  66. 66. Pobigaylo N, Wetter D, Szymczak S, Schiller U, Kurtz S, et al. (2006) Construction of a large signature-tagged mini-Tn5 transposon library and its application to mutagenesis of Sinorhizobium meliloti. Appl Environ Microbiol 72: 4329–4337.
  67. 67. Lefebre MD, Valvano MA (2002) Construction and evaluation of plasmid vectors optimized for constitutive and regulated gene expression in Burkholderia cepacia complex isolates. Appl Environ Microbiol 68: 5956–5964.

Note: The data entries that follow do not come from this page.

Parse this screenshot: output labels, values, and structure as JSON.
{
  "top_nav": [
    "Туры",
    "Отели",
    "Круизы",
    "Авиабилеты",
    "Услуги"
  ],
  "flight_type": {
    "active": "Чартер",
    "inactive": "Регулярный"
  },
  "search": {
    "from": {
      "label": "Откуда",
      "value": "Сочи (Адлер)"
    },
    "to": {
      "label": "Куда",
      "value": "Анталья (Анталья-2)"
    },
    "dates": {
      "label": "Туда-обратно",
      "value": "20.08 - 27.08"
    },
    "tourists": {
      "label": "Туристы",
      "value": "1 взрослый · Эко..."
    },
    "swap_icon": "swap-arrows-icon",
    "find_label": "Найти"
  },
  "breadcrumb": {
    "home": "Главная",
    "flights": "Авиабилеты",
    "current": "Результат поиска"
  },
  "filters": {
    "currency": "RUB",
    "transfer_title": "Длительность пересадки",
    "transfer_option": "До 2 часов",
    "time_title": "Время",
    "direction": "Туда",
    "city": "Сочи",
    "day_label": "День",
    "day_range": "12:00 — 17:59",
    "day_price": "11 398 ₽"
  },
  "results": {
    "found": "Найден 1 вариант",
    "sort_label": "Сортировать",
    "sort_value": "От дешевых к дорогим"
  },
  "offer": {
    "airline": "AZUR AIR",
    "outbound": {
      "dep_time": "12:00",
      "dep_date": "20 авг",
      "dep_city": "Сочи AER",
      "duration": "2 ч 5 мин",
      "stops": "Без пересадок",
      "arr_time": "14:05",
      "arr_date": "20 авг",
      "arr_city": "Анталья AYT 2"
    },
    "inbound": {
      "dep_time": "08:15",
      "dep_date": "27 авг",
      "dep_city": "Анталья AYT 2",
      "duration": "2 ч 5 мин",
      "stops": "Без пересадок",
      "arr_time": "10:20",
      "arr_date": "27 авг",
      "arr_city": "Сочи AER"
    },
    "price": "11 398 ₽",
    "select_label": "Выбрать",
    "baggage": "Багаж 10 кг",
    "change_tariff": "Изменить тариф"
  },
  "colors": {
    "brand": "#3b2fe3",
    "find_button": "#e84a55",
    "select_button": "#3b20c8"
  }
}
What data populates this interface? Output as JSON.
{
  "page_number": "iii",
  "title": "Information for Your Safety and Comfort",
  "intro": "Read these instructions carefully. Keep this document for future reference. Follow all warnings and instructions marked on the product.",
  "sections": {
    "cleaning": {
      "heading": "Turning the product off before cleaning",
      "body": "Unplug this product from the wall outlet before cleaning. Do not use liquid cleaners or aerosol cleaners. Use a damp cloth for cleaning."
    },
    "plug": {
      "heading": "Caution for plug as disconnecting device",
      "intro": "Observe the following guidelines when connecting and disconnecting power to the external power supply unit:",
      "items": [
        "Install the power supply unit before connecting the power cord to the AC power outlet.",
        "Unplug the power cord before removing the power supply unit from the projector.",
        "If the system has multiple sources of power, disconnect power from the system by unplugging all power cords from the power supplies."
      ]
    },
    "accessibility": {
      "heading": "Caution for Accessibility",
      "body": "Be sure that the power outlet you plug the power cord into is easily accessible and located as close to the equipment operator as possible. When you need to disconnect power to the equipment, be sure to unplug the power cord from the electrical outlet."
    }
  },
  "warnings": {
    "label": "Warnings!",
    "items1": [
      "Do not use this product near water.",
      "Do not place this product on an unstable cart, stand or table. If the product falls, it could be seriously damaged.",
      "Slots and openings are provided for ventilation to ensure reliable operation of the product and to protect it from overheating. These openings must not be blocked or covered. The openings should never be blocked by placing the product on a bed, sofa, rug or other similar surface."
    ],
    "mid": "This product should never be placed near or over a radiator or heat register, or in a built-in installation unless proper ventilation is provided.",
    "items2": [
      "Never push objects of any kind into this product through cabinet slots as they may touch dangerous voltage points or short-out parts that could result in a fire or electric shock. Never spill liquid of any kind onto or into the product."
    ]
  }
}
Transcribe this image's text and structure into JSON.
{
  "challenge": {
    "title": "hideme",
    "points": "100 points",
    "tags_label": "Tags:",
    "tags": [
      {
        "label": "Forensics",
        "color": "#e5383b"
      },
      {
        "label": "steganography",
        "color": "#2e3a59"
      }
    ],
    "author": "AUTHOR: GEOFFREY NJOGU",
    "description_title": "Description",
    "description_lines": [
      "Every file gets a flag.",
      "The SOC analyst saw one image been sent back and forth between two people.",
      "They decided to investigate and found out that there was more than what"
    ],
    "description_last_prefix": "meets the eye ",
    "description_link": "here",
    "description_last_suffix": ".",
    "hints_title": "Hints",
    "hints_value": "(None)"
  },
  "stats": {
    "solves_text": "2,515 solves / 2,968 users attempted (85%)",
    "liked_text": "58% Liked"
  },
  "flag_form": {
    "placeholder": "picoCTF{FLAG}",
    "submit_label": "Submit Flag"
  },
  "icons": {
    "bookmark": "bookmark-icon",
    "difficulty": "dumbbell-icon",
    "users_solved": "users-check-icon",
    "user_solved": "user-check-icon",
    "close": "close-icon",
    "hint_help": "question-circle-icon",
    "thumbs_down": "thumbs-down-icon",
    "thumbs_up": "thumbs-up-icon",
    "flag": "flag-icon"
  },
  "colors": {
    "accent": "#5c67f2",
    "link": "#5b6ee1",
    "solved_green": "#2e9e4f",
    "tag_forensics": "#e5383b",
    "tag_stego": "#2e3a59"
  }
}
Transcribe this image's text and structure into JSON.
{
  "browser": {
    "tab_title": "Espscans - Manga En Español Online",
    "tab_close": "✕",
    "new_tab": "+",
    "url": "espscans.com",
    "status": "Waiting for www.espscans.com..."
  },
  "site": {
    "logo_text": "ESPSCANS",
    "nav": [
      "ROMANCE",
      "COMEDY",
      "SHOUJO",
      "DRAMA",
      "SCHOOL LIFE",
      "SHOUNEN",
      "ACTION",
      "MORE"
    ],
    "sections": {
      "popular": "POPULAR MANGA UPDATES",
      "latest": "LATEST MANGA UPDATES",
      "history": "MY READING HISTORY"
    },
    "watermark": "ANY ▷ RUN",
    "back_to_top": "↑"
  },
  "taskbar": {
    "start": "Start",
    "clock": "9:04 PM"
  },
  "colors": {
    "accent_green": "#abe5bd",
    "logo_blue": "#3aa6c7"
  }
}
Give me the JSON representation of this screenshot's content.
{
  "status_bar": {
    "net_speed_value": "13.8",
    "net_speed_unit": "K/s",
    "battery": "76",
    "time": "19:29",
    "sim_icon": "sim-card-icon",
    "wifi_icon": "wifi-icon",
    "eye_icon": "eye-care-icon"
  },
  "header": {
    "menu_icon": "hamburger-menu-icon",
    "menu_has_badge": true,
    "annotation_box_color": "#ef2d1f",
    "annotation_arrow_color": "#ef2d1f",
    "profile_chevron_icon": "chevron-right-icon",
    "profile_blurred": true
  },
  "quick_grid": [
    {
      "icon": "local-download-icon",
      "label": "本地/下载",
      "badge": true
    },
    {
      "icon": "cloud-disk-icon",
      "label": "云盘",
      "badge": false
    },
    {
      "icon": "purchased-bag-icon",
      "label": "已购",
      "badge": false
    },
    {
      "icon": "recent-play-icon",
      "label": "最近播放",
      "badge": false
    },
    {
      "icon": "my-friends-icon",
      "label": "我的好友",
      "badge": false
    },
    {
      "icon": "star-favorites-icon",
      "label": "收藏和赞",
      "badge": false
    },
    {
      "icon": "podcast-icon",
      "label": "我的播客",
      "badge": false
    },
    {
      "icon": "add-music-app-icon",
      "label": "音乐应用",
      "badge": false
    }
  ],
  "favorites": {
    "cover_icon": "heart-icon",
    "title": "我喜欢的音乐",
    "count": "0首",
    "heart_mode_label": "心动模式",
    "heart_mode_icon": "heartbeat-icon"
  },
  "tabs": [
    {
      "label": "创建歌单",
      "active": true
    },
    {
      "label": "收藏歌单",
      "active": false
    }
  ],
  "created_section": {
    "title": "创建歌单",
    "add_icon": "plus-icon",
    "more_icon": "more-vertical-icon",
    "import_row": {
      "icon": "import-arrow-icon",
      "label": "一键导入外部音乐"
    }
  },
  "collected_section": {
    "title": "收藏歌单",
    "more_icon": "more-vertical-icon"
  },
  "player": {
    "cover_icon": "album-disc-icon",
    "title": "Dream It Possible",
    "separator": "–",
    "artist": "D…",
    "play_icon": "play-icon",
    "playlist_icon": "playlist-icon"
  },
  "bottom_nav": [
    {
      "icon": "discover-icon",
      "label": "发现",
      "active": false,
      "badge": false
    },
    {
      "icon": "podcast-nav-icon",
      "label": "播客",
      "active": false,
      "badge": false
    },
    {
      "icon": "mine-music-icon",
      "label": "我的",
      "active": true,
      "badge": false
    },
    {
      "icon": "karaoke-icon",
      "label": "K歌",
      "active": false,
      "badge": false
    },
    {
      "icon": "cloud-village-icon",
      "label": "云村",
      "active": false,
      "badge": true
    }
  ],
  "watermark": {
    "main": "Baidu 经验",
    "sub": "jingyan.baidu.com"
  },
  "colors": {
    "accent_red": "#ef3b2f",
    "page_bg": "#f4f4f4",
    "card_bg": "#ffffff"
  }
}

  68. 68. Cowie A, Cheng J, Sibley CD, Fong Y, Zaheer R, et al.. (2006) An integrated approach to functional genomics: construction of a novel reporter gene fusion library for Sinorhizobium meliloti. Appl Environ Microbiol 72: 7156–7167. Epub 2006 Sep 7158.
  69. 69. Quandt J, Hynes MF (1993) Versatile suicide vectors which allow direct selection for gene replacement in gram-negative bacteria. Gene 127: 15–21.
  70. 70. Figurski DH, Helinski DR (1979) Replication of an origin-containing derivative of plasmid RK2 dependent on a plasmid function provided in trans. Proc Natl Acad Sci U S A 76: 1648–1652.